### EXERCISE
Return every line below in which "through" appears.

(DATA EXTRACT Opens)

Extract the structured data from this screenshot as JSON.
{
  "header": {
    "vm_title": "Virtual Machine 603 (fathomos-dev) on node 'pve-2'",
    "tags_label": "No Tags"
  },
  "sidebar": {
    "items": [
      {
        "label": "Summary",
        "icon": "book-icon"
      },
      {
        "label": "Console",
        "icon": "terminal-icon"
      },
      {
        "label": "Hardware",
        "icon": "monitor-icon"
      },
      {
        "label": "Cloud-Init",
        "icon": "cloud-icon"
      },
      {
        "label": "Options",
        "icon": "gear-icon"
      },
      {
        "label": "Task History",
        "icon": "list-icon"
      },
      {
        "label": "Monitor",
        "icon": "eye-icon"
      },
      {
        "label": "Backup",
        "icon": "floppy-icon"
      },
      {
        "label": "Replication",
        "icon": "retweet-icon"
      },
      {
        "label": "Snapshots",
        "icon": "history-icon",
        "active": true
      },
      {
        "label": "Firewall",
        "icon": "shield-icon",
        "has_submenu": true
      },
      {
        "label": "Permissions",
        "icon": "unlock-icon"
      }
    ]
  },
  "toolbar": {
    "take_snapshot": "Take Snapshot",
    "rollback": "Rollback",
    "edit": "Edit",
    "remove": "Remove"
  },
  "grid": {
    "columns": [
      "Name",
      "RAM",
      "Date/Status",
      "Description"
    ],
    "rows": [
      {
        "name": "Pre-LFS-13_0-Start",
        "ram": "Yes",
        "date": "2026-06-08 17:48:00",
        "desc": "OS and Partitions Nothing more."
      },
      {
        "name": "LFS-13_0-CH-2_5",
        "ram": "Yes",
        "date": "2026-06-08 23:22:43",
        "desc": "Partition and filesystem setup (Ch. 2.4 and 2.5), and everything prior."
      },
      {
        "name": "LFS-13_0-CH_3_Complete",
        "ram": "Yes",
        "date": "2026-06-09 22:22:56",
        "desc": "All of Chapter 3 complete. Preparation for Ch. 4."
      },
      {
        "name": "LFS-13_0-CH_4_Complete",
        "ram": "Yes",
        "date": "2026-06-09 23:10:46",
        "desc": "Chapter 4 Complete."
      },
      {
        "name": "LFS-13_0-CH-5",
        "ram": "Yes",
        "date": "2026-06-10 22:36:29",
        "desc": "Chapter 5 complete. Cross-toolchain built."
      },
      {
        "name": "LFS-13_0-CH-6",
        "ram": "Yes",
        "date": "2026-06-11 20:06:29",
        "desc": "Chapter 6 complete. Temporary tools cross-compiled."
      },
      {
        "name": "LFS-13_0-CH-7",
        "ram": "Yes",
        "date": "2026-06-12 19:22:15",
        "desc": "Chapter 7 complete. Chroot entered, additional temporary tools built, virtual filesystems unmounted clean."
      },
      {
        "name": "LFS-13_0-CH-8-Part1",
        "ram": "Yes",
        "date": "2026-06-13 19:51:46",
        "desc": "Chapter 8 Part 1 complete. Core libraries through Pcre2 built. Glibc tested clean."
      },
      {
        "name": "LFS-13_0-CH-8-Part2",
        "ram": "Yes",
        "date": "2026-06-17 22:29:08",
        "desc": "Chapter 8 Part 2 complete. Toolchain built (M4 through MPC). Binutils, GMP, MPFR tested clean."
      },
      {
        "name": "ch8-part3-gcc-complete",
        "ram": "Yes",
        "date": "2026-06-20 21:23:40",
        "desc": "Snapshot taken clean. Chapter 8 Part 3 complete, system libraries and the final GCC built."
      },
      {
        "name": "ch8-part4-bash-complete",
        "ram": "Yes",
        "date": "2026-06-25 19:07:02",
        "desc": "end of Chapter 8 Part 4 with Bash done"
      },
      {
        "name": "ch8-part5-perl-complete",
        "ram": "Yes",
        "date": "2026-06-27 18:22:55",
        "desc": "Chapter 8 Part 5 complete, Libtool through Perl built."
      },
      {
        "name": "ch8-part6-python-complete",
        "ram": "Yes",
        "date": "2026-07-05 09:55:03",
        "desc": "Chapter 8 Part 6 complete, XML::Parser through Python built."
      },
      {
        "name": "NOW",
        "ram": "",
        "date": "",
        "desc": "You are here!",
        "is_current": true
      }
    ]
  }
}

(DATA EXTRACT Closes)

### OUTPUT FOR THIS TASK
        "desc": "Chapter 8 Part 1 complete. Core libraries through Pcre2 built. Glibc tested clean."
        "desc": "Chapter 8 Part 2 complete. Toolchain built (M4 through MPC). Binutils, GMP, MPFR tested clean."
        "desc": "Chapter 8 Part 5 complete, Libtool through Perl built."
        "desc": "Chapter 8 Part 6 complete, XML::Parser through Python built."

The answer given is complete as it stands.